**TASK OBJECTIVE**
For the data below, work out the number of lines containing the string "Jonathan" and answer with that number only.

**Element data from apps and pages**
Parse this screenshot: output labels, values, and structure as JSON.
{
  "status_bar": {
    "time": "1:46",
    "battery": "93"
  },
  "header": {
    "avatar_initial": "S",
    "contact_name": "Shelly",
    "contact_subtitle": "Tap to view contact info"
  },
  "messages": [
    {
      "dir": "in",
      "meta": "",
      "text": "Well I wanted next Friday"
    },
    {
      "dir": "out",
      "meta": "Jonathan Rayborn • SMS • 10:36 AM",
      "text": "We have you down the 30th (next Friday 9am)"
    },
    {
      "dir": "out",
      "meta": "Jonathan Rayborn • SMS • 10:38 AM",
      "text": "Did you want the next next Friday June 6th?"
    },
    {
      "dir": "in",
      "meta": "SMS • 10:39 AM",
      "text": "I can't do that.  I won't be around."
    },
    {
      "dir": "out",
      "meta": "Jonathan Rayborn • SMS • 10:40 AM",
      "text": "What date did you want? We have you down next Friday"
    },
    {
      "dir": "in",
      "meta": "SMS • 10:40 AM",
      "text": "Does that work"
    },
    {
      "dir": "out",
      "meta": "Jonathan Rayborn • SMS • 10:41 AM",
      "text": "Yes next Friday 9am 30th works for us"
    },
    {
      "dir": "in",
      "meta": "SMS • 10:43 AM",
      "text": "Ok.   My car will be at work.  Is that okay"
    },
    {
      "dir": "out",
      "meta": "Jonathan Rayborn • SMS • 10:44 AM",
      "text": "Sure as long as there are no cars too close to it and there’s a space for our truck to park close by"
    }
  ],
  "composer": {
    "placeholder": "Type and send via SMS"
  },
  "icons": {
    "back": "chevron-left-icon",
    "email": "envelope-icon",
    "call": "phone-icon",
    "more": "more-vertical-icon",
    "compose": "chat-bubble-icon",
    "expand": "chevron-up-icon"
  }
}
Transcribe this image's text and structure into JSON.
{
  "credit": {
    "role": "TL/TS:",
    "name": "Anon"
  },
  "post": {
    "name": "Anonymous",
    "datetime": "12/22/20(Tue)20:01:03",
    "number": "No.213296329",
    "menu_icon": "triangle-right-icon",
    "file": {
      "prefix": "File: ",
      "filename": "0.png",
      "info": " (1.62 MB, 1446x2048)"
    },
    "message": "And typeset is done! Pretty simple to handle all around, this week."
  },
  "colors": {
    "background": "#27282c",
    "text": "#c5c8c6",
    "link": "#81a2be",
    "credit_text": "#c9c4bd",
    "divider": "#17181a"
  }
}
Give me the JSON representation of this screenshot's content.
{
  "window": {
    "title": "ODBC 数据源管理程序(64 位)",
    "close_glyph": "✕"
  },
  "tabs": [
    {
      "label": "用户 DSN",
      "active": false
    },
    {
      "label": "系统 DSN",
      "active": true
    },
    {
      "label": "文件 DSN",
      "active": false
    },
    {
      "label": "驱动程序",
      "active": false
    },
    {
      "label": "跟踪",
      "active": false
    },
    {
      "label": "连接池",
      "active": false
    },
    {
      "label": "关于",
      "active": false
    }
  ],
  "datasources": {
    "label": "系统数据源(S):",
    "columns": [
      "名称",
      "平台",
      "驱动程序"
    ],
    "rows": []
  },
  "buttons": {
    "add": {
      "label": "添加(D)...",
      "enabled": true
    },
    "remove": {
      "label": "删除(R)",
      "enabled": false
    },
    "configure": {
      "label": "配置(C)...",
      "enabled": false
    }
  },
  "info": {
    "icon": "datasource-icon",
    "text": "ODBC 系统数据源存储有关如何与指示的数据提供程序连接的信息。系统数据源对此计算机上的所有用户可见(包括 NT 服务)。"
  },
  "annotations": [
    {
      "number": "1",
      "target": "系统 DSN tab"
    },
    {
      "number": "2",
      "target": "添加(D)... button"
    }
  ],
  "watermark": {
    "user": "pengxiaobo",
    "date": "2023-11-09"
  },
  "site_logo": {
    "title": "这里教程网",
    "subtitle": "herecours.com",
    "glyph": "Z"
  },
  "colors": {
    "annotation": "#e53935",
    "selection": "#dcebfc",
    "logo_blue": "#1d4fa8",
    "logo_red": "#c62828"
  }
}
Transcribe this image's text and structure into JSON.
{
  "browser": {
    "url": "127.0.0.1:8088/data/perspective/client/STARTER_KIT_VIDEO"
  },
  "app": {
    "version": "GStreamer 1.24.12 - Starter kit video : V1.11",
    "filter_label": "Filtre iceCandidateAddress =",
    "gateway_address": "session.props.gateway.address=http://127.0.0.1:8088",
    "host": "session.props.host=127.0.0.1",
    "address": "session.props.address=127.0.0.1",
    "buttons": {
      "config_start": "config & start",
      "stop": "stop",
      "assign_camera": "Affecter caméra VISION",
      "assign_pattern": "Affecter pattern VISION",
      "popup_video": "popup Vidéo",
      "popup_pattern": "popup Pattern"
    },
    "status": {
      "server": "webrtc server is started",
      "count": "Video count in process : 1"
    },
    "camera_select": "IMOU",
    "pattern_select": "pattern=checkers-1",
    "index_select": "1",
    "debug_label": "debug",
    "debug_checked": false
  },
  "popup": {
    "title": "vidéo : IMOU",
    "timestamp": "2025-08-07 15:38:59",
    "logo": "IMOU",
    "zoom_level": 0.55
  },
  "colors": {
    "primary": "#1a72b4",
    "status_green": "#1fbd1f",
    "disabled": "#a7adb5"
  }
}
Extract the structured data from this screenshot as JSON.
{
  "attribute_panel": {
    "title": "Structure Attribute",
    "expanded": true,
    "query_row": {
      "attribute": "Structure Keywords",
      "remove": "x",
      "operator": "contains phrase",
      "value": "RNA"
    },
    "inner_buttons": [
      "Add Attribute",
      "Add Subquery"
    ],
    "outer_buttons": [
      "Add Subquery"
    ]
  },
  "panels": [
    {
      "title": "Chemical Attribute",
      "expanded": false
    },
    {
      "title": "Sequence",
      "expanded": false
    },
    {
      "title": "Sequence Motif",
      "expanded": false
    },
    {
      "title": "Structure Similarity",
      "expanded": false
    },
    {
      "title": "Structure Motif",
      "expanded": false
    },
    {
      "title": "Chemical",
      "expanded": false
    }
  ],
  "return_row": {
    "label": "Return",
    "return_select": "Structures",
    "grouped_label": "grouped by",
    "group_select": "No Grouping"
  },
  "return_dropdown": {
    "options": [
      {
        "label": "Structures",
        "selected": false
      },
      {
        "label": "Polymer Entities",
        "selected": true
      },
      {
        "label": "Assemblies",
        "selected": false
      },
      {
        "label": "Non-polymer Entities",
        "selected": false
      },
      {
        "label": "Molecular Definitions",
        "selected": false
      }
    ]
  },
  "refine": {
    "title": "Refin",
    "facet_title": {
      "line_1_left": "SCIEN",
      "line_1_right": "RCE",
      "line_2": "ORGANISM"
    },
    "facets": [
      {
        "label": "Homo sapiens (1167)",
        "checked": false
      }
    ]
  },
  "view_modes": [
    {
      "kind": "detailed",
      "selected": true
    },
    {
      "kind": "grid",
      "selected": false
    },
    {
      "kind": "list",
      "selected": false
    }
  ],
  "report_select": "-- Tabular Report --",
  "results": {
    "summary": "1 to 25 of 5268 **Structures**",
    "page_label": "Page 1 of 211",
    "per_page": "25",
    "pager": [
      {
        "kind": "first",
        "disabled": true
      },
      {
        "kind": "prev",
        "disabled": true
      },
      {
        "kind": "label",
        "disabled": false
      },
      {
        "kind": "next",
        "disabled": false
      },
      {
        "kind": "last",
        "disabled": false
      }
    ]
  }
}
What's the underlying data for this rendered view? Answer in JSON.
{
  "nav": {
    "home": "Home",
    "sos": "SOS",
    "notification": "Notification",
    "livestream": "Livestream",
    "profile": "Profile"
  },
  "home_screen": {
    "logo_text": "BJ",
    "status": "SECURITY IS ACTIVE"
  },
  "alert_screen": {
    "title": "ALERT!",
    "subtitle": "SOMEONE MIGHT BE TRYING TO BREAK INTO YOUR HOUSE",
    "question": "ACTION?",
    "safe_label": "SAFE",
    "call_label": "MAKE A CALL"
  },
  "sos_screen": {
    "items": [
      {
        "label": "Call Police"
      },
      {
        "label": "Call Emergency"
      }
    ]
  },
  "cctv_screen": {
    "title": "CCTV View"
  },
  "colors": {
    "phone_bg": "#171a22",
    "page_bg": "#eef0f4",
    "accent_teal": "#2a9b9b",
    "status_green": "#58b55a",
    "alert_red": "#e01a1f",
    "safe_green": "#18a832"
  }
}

**SOLUTION**
5